What is neuroendoscopy?

Brain surgery to remove brain tumors can be performed with a minimally invasive technique called a neuroendoscopy. During a neuroendoscopy, your neurosurgeon will access your brain though small (dime-sized) holes in the skull or through the nose or mouth.

When used in the right patients, a neuroendoscopy can result in fewer complications, less pain, a faster recover and minimal scarring compared to traditional brain surgery.

When is neuroendoscopy recommended?

A neuroendoscopy enables neurosurgeons to reach areas of the brain that are accessible with traditional surgery and/or reach a brain tumor with minimal cutting or damage to other areas of the skull.

Brain tumors that can be treated with minimally invasive brain surgery include:

Pituitary tumors
Tumors in the pineal region
Rathke’s cleft cysts
Tumors in the base of the skull
Ventricular tumors
Risks of neuroendoscopy
Although neuroendoscopy is safer than traditional brain surgery, there are risks associated with the procedure.

Complications associated with a neuroendoscopy include:

Brain hemorrhage
Severe bleeding
Increased intracranial pressure

What to expect during a neuroendoscopy procedure?

You will likely need an overnight stay in the hospital after a neuroendoscopy procedure.

A neuroendoscopy is performed using a surgical tool called an endoscope. An endoscope is a device that has a high-resolution camera that allows the neurosurgeon to better locate and access the brain tumor.

During an endoscopic endonasal approach (EEA), your neurosurgeon will insert the endoscopy into the nasal cavity to reach the brain tumor.

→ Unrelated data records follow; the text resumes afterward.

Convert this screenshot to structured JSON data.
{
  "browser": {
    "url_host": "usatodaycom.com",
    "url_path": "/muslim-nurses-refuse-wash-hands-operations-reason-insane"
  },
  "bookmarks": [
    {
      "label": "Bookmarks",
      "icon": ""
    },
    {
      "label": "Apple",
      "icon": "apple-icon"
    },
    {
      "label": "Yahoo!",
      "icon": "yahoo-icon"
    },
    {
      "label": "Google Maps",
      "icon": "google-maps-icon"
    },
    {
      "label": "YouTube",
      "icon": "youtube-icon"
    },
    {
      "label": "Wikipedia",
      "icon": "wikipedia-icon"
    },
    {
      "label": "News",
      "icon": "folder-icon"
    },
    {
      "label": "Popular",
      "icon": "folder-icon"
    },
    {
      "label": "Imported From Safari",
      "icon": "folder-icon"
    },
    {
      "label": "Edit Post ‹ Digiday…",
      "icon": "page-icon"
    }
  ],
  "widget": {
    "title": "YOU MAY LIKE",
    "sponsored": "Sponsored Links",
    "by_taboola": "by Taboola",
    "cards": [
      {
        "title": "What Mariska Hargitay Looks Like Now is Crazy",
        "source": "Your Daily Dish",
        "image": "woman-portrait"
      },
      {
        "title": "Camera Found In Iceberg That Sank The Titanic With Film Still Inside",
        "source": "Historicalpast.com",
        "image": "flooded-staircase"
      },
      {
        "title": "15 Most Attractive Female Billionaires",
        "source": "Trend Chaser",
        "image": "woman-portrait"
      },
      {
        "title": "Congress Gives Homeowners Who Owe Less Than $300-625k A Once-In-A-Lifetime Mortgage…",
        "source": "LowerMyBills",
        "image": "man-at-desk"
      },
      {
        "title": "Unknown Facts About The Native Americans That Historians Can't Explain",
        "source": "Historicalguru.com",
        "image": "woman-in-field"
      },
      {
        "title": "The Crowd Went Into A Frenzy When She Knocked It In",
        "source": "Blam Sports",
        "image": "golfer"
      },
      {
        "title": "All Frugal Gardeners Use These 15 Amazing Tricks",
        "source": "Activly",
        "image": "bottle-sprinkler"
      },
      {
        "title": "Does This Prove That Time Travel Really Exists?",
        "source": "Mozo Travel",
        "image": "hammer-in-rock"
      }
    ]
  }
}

To remove the tumor or obtain a sample of the tissue in the affected area for a brain biopsy, your neurosurgeon will attach surgical instruments to the end of the endoscope. The surgeon will manipulate the instruments to remove the tumor from the brain.